Toward Lethargy: A Solo for One Voice
The frontier opens onto an eye. This means there will be danger
mixed with minimalism.
did not always want the obvious
but just a corner in the world, a small one with soft lighting
and a bowl of grapes.
whole thing was weak.
The way you kept saying those same few words.
After the floor is swept, the spices bottled and filed,
and the wood chips carefully gathered. Once, in passing,
you told me all dreams are site-specific installations.
The throat machines are humming and the structures
are painstakingly notated. The audience's departure
will occur in thirds.
document was stamped classified
which in my mind permitted a nap.
Once, specifically, you told me how to install
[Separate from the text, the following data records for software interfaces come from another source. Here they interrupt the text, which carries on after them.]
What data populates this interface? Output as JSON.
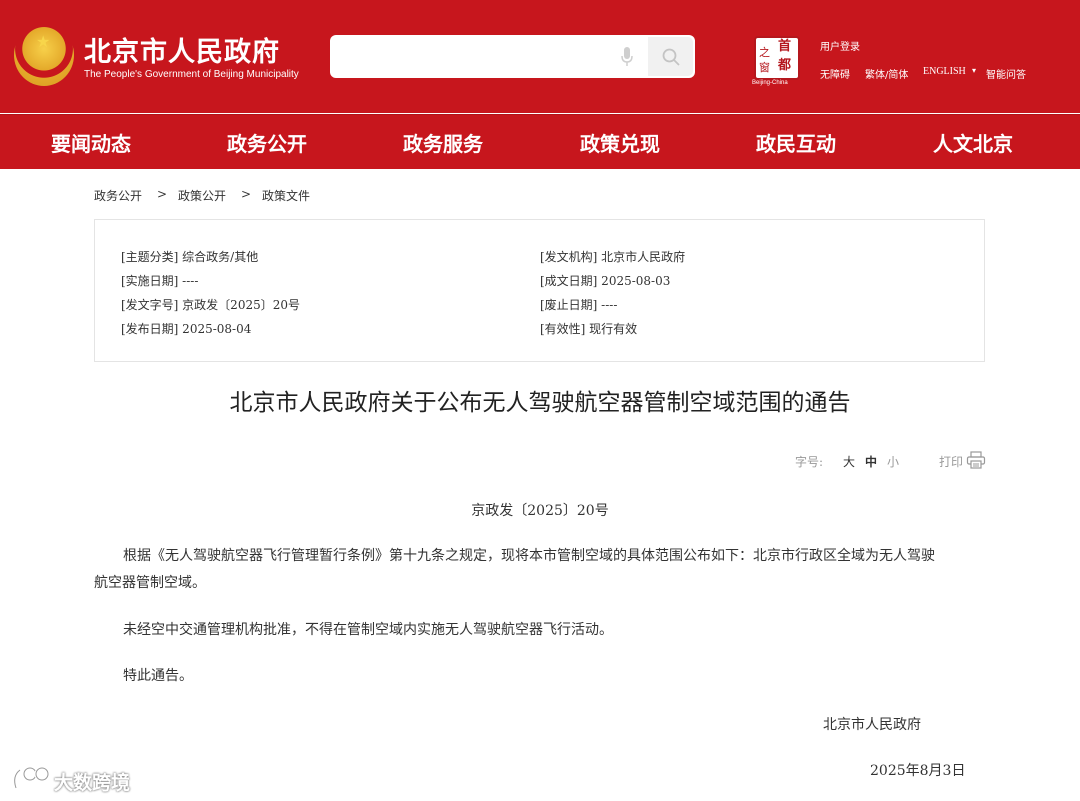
{
  "header": {
    "brand_cn": "北京市人民政府",
    "brand_en": "The People's Government of Beijing Municipality",
    "search_placeholder": "",
    "capital_logo_glyphs": [
      "首",
      "都",
      "之",
      "窗"
    ],
    "capital_logo_sub": "Beijing-China",
    "user_login": "用户登录",
    "accessibility": "无障碍",
    "traditional_simplified": "繁体/简体",
    "english": "ENGLISH",
    "english_caret": "▾",
    "smart_qa": "智能问答"
  },
  "nav": [
    "要闻动态",
    "政务公开",
    "政务服务",
    "政策兑现",
    "政民互动",
    "人文北京"
  ],
  "breadcrumb": {
    "items": [
      "政务公开",
      "政策公开",
      "政策文件"
    ],
    "separator": ">"
  },
  "info": {
    "topic": "[主题分类] 综合政务/其他",
    "issuer": "[发文机构] 北京市人民政府",
    "effective_date": "[实施日期] ----",
    "written_date": "[成文日期] 2025-08-03",
    "doc_number": "[发文字号] 京政发〔2025〕20号",
    "repeal_date": "[废止日期] ----",
    "publish_date": "[发布日期] 2025-08-04",
    "validity": "[有效性] 现行有效"
  },
  "article": {
    "title": "北京市人民政府关于公布无人驾驶航空器管制空域范围的通告",
    "doc_no": "京政发〔2025〕20号",
    "para1_line1": "根据《无人驾驶航空器飞行管理暂行条例》第十九条之规定，现将本市管制空域的具体范围公布如下：北京市行政区全域为无人驾驶",
    "para1_line2": "航空器管制空域。",
    "para2": "未经空中交通管理机构批准，不得在管制空域内实施无人驾驶航空器飞行活动。",
    "para3": "特此通告。",
    "signer": "北京市人民政府",
    "sign_date": "2025年8月3日"
  },
  "tools": {
    "font_size_label": "字号:",
    "large": "大",
    "medium": "中",
    "small": "小",
    "print": "打印"
  },
  "watermark": {
    "text": "大数跨境"
  },
  "colors": {
    "brand_red": "#c7161d",
    "gold": "#f8d54a"
  }
}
a dream into the sleep of a prospective lover. It was the dream
of the wound with nine holes.
names were unfamiliar
but they were clearly printed on a list and the list
was clearly of some importance in my life
and my life was clear in its existence
and existence was out of the context
and the context was meant to be real
but more and more, what was real
became a phobia that left me buried
and barred from entering such thresholds.
windows are covered
with wool blankets to prevent the drafts
in cracks hidden and suspected.
note ignites or
wicks, like the nature of the snowflake, will each be
voice talks on and on about position
and where the orchestra should be hung. It is important
for the notes to float for as long as each breath allows. And the
slung crookedly are the only emotion.
each spice should be emptied into a pot. It is very upsetting
The onion powder loses the effect of the onion.
Tears are important to any show.
The words are always the same. Even when
embroidered on a pillow in a fine stitch and a color
everyone can agree is quite favorable.
could not sleep
because of it, how they entered and exited, like horrible
guests who do not wipe their feet or ask permission
to touch a book in a delicately fine dust jacket.
I wear my jacket inside to avoid the dust from coming too close.
I button all the wise holes. Please, stay your distance.
—Brett Fletcher Lauer
Originally Published in October/November
2001 issue of Boston Review